[PROBLEM TO SOLVE] Nothing but the records themselves, exactly as written and free of pictures, should appear in your response.

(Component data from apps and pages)

────────────────────────────────────────

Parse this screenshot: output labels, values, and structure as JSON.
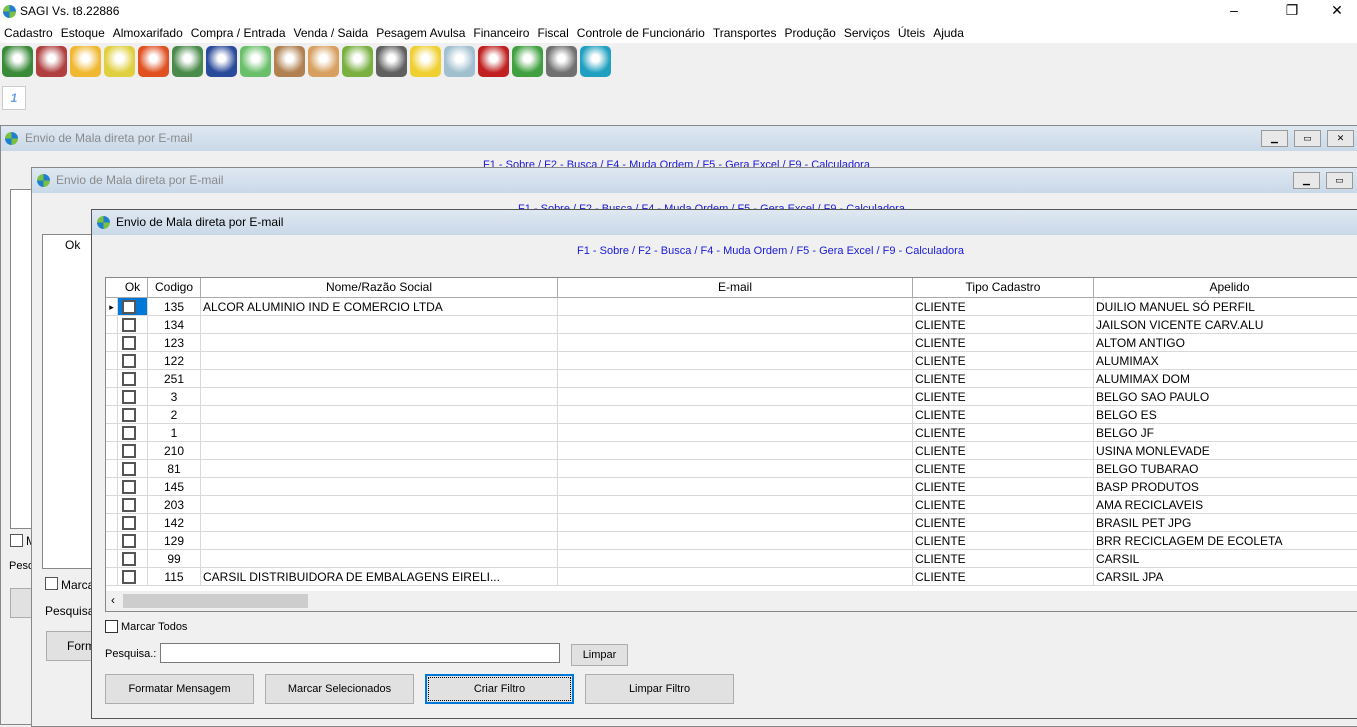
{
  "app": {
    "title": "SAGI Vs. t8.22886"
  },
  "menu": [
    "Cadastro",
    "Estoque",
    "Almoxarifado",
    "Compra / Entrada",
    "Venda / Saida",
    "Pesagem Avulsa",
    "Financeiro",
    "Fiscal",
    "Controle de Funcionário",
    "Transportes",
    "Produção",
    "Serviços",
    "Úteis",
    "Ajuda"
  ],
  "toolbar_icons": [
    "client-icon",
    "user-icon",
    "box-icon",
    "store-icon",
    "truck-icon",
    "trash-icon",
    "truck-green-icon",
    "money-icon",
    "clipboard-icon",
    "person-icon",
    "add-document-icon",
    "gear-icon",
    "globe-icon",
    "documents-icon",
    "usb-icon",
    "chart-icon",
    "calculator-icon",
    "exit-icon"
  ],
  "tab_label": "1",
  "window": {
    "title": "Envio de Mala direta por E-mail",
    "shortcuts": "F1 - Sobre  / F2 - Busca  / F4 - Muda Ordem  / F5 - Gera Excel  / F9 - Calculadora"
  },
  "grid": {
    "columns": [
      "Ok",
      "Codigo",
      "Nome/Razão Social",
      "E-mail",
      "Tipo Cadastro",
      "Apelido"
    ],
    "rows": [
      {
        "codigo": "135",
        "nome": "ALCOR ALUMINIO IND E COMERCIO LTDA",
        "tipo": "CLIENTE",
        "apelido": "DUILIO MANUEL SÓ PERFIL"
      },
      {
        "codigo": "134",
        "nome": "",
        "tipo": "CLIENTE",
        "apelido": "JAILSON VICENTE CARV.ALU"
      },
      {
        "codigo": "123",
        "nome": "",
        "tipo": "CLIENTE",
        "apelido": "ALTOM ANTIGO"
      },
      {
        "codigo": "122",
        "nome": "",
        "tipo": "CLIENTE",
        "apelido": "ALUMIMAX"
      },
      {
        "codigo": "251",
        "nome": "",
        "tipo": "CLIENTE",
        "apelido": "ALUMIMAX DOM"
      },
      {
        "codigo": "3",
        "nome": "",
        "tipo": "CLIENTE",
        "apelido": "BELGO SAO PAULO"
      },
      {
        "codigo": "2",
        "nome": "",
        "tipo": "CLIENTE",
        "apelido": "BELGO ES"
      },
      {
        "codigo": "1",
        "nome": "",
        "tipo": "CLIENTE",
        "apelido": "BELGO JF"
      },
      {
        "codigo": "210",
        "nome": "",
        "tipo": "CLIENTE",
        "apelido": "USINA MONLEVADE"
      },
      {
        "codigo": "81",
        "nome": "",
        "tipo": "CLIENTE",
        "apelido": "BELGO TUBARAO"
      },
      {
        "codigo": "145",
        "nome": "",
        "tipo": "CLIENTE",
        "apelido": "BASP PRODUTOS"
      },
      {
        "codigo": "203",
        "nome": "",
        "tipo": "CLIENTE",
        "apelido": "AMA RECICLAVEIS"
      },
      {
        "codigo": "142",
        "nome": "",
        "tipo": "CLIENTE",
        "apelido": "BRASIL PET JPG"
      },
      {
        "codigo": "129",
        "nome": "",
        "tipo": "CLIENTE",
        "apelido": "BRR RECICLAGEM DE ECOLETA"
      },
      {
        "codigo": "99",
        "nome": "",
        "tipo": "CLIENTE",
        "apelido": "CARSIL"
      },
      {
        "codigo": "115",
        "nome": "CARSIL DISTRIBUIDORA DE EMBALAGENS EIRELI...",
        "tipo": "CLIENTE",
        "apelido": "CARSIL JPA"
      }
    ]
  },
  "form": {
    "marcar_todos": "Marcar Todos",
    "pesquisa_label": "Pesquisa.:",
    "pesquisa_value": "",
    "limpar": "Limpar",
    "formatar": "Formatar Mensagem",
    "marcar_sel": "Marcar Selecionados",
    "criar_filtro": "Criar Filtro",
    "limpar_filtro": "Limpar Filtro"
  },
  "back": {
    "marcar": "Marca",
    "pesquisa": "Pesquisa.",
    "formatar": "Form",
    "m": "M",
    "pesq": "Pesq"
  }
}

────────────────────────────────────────

[REPLY TO THE TASK]
Parse this screenshot: output labels, values, and structure as JSON.
{
  "app": {
    "title": "SAGI Vs. t8.22886"
  },
  "menu": [
    "Cadastro",
    "Estoque",
    "Almoxarifado",
    "Compra / Entrada",
    "Venda / Saida",
    "Pesagem Avulsa",
    "Financeiro",
    "Fiscal",
    "Controle de Funcionário",
    "Transportes",
    "Produção",
    "Serviços",
    "Úteis",
    "Ajuda"
  ],
  "toolbar_icons": [
    "client-icon",
    "user-icon",
    "box-icon",
    "store-icon",
    "truck-icon",
    "trash-icon",
    "truck-green-icon",
    "money-icon",
    "clipboard-icon",
    "person-icon",
    "add-document-icon",
    "gear-icon",
    "globe-icon",
    "documents-icon",
    "usb-icon",
    "chart-icon",
    "calculator-icon",
    "exit-icon"
  ],
  "tab_label": "1",
  "window": {
    "title": "Envio de Mala direta por E-mail",
    "shortcuts": "F1 - Sobre  / F2 - Busca  / F4 - Muda Ordem  / F5 - Gera Excel  / F9 - Calculadora"
  },
  "grid": {
    "columns": [
      "Ok",
      "Codigo",
      "Nome/Razão Social",
      "E-mail",
      "Tipo Cadastro",
      "Apelido"
    ],
    "rows": [
      {
        "codigo": "135",
        "nome": "ALCOR ALUMINIO IND E COMERCIO LTDA",
        "tipo": "CLIENTE",
        "apelido": "DUILIO MANUEL SÓ PERFIL"
      },
      {
        "codigo": "134",
        "nome": "",
        "tipo": "CLIENTE",
        "apelido": "JAILSON VICENTE CARV.ALU"
      },
      {
        "codigo": "123",
        "nome": "",
        "tipo": "CLIENTE",
        "apelido": "ALTOM ANTIGO"
      },
      {
        "codigo": "122",
        "nome": "",
        "tipo": "CLIENTE",
        "apelido": "ALUMIMAX"
      },
      {
        "codigo": "251",
        "nome": "",
        "tipo": "CLIENTE",
        "apelido": "ALUMIMAX DOM"
      },
      {
        "codigo": "3",
        "nome": "",
        "tipo": "CLIENTE",
        "apelido": "BELGO SAO PAULO"
      },
      {
        "codigo": "2",
        "nome": "",
        "tipo": "CLIENTE",
        "apelido": "BELGO ES"
      },
      {
        "codigo": "1",
        "nome": "",
        "tipo": "CLIENTE",
        "apelido": "BELGO JF"
      },
      {
        "codigo": "210",
        "nome": "",
        "tipo": "CLIENTE",
        "apelido": "USINA MONLEVADE"
      },
      {
        "codigo": "81",
        "nome": "",
        "tipo": "CLIENTE",
        "apelido": "BELGO TUBARAO"
      },
      {
        "codigo": "145",
        "nome": "",
        "tipo": "CLIENTE",
        "apelido": "BASP PRODUTOS"
      },
      {
        "codigo": "203",
        "nome": "",
        "tipo": "CLIENTE",
        "apelido": "AMA RECICLAVEIS"
      },
      {
        "codigo": "142",
        "nome": "",
        "tipo": "CLIENTE",
        "apelido": "BRASIL PET JPG"
      },
      {
        "codigo": "129",
        "nome": "",
        "tipo": "CLIENTE",
        "apelido": "BRR RECICLAGEM DE ECOLETA"
      },
      {
        "codigo": "99",
        "nome": "",
        "tipo": "CLIENTE",
        "apelido": "CARSIL"
      },
      {
        "codigo": "115",
        "nome": "CARSIL DISTRIBUIDORA DE EMBALAGENS EIRELI...",
        "tipo": "CLIENTE",
        "apelido": "CARSIL JPA"
      }
    ]
  },
  "form": {
    "marcar_todos": "Marcar Todos",
    "pesquisa_label": "Pesquisa.:",
    "pesquisa_value": "",
    "limpar": "Limpar",
    "formatar": "Formatar Mensagem",
    "marcar_sel": "Marcar Selecionados",
    "criar_filtro": "Criar Filtro",
    "limpar_filtro": "Limpar Filtro"
  },
  "back": {
    "marcar": "Marca",
    "pesquisa": "Pesquisa.",
    "formatar": "Form",
    "m": "M",
    "pesq": "Pesq"
  }
}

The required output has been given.